A court in southern Illinois today will begin determining custody of Richard "Ricky" Chekevdia, the little boy found hidden in a wall at his grandmother's house two years after disappearing with his mother.
It's the next step in getting the boy's life back to normal after he vanished in 2007 during a contentious custody battle between his father, Michael Chekevdia and his mother, Shannon Wilfong.
His grandmother, Diane Dobbs -- who had been charged initially with aiding and abetting the boy's disappearance --- was re-arrested Monday on a related charge.
The arrest came hours after Dobbs, then out on $1,000 bond, professed her innocence and took "Good Morning America" on a tour of the house where authorities say Ricky, 6, was hidden behind walls and in secret rooms.
ABC's Carterville, Ill., affiliate WSIL reported today that Dobbs and her fiance, Robert Sandefur, were re-arrested for harassing a potential witness after a woman called police to say the couple had threatened the life of her son.
Wilfong, who disappeared with Ricky after Michael Chekevdia won custody of the boy two years ago, remains in custody from her initial arrest on felony child abduction charges.
Wilfong made a court appearance today where she was advised of the charges against her. She is next due in court Sept. 23 for a preliminary hearing.
Chekevdia has yet to formally reunite with his son, but said he saw him from afar at a Labor Day picnic.
"I didn't get to touch him, I didn't get to talk to him but I saw him," he said. "And it's just a great feeling to see your child playing."
Dobbs told "Good Morning America" on Monday that she did nothing wrong in helping to hide her family and keep the boy safe.
She maintains that Wilfong disappeared with Ricky after police failed to properly investigate Wilfong's claims that Chekevdia has sexually abused Ricky, a charge Chekevdia has vehemently denied.
"I've been exonerated," Chekevdia said. "I have been cleared of all wrongdoing."
Grandmother: 'We Had to Do What We Had to Do'While police have said Diane Dobbs' house was full of hidden nooks and secret rooms where Ricky was hidden from the world, Dobbs told "Good Morning America" that "in two years time, [the boy spent] maybe five minutes" in the crawl space.
"My grandson had the run of the house, when we were outside we would go fishing, we would do weenie roasts, we've done fireworks on the 4th of July, he's helped me plant my flower garden in the back," Dobbs said in an exclusive interview from Marion, Ill.

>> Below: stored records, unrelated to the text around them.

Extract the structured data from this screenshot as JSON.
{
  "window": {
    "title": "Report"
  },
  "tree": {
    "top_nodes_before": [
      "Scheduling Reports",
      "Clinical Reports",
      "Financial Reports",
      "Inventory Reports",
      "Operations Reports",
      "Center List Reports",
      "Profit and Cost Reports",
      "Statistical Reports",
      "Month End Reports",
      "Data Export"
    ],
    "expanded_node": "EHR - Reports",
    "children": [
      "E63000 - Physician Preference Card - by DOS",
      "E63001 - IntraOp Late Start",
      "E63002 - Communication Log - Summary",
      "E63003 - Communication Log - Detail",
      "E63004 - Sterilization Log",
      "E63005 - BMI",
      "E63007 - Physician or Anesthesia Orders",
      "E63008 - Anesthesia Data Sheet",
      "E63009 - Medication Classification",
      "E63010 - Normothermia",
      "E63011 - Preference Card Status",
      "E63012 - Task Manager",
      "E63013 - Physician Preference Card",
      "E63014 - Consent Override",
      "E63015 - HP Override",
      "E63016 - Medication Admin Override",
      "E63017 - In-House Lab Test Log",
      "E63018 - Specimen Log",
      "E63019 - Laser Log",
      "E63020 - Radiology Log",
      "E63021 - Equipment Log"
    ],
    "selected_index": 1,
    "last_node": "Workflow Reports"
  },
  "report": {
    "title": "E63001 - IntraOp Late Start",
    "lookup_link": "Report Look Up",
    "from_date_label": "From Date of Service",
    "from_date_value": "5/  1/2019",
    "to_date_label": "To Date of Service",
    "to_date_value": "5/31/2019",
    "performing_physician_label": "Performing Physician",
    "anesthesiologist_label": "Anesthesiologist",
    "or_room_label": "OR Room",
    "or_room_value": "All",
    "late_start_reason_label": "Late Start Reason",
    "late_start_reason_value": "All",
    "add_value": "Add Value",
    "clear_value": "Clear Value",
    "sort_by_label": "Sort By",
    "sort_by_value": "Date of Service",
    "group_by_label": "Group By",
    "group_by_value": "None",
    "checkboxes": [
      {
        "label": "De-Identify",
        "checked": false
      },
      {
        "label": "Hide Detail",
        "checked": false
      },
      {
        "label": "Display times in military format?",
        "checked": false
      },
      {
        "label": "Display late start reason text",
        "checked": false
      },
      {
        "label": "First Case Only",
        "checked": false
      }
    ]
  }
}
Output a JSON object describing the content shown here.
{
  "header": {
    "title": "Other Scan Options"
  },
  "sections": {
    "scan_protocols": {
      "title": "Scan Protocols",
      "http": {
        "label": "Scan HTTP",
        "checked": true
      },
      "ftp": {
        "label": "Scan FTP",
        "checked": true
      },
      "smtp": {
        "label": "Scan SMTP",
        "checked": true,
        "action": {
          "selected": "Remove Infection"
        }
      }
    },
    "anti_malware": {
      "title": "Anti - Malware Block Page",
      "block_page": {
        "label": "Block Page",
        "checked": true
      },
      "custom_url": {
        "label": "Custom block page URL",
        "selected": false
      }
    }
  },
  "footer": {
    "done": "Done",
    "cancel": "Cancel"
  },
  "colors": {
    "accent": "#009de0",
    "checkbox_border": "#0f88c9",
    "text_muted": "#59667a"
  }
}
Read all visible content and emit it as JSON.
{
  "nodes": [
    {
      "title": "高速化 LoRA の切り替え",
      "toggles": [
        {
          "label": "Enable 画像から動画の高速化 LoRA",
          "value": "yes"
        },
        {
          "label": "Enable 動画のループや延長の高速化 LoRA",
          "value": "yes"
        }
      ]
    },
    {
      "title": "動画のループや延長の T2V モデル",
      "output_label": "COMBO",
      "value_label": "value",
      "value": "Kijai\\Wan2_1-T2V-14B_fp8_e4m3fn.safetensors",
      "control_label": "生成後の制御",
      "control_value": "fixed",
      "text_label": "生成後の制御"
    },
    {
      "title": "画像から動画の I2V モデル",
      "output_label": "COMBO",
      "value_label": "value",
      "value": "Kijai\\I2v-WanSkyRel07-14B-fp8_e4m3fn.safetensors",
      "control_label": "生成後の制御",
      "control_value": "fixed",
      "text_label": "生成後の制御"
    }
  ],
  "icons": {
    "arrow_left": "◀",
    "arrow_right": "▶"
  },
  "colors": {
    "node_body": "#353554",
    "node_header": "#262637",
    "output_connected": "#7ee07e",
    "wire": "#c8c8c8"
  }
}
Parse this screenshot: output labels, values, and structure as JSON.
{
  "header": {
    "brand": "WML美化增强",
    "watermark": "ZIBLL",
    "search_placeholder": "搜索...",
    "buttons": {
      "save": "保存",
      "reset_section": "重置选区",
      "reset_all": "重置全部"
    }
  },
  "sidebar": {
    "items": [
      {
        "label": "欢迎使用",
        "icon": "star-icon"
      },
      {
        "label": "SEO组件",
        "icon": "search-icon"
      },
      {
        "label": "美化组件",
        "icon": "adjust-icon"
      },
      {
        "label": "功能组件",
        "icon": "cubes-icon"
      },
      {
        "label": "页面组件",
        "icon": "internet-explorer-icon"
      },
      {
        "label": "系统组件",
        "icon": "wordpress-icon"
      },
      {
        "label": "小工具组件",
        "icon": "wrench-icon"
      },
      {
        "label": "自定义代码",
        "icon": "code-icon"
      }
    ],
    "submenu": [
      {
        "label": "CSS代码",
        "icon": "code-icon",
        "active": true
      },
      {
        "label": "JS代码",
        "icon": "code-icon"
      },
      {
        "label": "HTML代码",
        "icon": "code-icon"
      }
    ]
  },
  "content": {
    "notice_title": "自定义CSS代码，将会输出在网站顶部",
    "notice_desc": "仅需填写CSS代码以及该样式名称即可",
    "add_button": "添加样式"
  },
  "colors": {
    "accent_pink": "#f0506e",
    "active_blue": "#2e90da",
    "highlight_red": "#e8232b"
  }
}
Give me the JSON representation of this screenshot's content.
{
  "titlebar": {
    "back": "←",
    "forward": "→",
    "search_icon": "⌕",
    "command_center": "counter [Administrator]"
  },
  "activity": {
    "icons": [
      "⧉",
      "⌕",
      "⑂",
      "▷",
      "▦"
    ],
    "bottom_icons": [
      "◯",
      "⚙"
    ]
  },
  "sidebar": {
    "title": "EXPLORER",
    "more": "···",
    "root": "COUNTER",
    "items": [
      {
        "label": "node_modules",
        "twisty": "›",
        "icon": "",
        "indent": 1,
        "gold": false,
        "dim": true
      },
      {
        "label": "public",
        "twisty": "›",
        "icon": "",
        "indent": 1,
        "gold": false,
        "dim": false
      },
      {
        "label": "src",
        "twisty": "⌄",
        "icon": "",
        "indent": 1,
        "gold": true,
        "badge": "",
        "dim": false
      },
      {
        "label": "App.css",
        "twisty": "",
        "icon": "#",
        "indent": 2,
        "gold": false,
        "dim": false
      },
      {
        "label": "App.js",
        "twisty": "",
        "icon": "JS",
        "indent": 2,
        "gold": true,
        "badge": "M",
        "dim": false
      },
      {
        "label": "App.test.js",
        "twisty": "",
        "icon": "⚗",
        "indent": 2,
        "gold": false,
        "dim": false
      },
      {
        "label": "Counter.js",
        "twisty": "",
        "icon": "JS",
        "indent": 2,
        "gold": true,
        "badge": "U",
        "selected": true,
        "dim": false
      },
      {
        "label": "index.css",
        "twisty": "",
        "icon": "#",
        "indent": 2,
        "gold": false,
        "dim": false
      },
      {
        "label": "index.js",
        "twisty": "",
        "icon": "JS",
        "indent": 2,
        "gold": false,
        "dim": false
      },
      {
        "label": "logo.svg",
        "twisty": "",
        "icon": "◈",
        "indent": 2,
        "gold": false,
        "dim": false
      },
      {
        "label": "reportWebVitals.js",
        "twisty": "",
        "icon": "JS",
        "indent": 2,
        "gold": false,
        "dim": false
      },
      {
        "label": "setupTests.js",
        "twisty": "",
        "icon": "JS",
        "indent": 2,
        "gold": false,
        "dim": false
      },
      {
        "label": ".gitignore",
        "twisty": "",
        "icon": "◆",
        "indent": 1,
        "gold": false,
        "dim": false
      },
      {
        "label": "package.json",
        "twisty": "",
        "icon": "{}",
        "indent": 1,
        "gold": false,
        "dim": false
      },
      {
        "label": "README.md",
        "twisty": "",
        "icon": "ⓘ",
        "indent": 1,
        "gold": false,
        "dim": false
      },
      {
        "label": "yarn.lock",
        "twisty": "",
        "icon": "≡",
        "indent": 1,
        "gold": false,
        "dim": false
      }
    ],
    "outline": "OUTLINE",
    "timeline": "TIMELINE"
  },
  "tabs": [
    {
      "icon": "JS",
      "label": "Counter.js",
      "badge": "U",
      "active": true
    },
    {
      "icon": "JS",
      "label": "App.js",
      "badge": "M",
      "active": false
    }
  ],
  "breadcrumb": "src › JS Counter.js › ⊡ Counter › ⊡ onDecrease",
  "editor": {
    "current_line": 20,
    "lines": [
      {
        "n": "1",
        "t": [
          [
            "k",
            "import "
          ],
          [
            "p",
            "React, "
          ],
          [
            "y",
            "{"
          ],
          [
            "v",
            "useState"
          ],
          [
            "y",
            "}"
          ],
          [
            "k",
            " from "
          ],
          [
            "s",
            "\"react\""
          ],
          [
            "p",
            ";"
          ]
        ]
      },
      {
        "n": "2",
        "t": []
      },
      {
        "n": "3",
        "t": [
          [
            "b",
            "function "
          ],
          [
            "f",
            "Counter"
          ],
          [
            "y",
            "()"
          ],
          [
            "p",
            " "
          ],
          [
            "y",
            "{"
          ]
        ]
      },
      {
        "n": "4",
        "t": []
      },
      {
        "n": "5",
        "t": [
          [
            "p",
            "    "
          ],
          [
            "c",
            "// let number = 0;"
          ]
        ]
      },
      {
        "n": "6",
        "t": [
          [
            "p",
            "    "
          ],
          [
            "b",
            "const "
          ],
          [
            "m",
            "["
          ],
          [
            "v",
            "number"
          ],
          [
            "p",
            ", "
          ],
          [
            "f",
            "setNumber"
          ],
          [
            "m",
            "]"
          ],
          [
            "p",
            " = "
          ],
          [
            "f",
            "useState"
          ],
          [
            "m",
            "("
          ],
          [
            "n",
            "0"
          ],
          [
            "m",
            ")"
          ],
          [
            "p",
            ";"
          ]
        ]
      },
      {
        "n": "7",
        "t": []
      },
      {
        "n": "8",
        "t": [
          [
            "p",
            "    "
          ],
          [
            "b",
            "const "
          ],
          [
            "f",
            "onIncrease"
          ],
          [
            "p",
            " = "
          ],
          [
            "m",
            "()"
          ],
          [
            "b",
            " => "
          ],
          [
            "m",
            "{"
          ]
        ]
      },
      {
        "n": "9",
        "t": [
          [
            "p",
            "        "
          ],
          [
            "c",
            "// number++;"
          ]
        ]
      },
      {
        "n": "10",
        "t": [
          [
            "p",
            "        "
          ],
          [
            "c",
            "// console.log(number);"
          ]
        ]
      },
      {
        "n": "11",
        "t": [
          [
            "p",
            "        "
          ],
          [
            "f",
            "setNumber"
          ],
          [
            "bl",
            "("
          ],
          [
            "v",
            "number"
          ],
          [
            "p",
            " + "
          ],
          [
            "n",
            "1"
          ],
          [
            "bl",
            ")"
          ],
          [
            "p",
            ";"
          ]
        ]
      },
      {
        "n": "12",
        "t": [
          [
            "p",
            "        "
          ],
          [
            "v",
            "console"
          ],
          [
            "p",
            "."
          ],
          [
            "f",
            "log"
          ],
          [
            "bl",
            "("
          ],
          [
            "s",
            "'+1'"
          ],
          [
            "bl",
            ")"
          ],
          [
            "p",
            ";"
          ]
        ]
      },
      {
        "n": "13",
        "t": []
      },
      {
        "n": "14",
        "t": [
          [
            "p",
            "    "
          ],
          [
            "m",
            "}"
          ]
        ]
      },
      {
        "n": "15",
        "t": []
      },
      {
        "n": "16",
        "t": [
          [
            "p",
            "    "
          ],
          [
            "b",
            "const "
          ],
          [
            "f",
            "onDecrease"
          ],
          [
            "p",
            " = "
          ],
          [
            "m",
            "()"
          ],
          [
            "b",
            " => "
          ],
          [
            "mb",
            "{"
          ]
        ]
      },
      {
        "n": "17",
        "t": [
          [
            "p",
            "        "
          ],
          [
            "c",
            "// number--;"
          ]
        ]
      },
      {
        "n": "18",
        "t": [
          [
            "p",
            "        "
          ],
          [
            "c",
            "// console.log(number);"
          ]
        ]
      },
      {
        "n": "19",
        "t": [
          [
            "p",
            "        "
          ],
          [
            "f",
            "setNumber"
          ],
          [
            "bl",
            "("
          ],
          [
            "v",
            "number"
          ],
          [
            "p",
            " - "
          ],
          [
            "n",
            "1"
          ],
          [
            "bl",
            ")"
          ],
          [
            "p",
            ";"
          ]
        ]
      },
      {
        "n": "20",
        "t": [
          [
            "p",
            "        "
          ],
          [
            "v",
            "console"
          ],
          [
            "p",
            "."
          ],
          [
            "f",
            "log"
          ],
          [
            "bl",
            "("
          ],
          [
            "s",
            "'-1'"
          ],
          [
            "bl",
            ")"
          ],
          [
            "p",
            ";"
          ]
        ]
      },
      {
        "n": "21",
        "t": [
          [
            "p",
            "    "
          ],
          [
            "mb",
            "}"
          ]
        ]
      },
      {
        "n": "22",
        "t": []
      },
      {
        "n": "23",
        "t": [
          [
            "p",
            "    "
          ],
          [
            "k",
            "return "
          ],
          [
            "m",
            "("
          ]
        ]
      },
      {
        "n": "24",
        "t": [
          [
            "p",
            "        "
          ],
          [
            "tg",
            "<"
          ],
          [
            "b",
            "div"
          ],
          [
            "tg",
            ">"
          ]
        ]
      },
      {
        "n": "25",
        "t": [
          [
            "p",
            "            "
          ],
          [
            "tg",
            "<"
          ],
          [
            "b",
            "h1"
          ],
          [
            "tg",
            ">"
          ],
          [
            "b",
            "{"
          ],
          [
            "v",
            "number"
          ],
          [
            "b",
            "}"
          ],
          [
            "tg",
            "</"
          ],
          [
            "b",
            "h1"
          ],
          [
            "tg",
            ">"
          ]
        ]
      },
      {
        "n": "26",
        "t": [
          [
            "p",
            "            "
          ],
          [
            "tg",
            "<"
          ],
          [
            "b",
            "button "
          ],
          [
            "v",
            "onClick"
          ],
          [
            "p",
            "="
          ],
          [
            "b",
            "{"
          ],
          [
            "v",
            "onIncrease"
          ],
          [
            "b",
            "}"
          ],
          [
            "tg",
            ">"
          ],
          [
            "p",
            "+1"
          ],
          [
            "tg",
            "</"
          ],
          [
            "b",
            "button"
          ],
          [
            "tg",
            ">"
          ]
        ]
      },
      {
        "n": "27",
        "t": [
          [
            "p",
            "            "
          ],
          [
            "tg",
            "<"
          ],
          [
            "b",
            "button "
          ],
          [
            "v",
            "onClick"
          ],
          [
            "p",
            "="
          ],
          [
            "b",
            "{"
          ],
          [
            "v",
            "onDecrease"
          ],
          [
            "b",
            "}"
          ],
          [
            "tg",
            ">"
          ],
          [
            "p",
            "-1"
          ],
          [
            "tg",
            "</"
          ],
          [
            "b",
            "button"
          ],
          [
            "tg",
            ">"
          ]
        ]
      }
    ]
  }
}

Yet Dobbs, 51, and her fiance were charged with aiding and abetting while Richard's mother, Shannon Wilfong, 30, was charged with felony child abduction and could face at least a year in prison.
"We were on our own and we had to do what we had to do and that was make sure our grandson was safe," Dobbs said, adding that the crawl spaces were there when she bought the house 14 years ago and was used mainly for storage.
Mother and son were found huddled in a crawl space Friday by police who were acting on a tip. They said it was clear that Ricky had rarely, if ever, ventured outside. Dobbs said she put the two in the hiding space behind a dresser when she saw police gathering outside.
After Michael Chekevdia won temporary child custody rights, Wilfong accused him of sexually abusing the boy. When child welfare workers found no evidence and awarded Michael Chekevdia custody, Wilfong disappeared with their son.
Ricky is staying with family members in southern Illinois while state child welfare officials sort things out.
"I was skeptical at best that something might happen," Michael Chekevdia told "Good Morning America Weekend." "When they notified me that they had found him, you could've knocked me over with a feather."
Father Denies He Sexually Abused Son
Dobbs said this entire ordeal was orchestrated to keep father and son apart. She maintained that authorities had failed to properly investigate her daughter's claims and challenged Chekevdia to take a polygraph test.
"There's never been a thorough investigation," she said. "That's what this family wants."
Dobbs said Ricky was homeschooled by his mother and is a "very bright child."
"He's the light of my life," she said. "I've been there ever since that little boy was born."
Investigators found the house riddled with secret hiding places, including a hole in the floor and another hole carved into the wall behind a dresser.
"We let him out of the car, and he ran around like he'd never seen the outdoors," Illinois State Police Master Sgt. Stan Diggs said. "It was actually very sad."
But Diggs added, "Ricky is in very good spirits for someone who's been isolated in that house with no other outside interaction. He's a very polite, social, talkative little boy."
For the time being, Michael Chekevdia said he is happy to abide by the system and wait until child welfare workers determine that his son is ready to see him again.
"I have seen him at a distance and he looks well. ... He could look better. He's eating, he's sleeping, he's socializing very well," Chekevdia said. "And when they tell me that it's time, I'll go."
The Associated Press and ABC News' Sheila Marikar contributed to this report.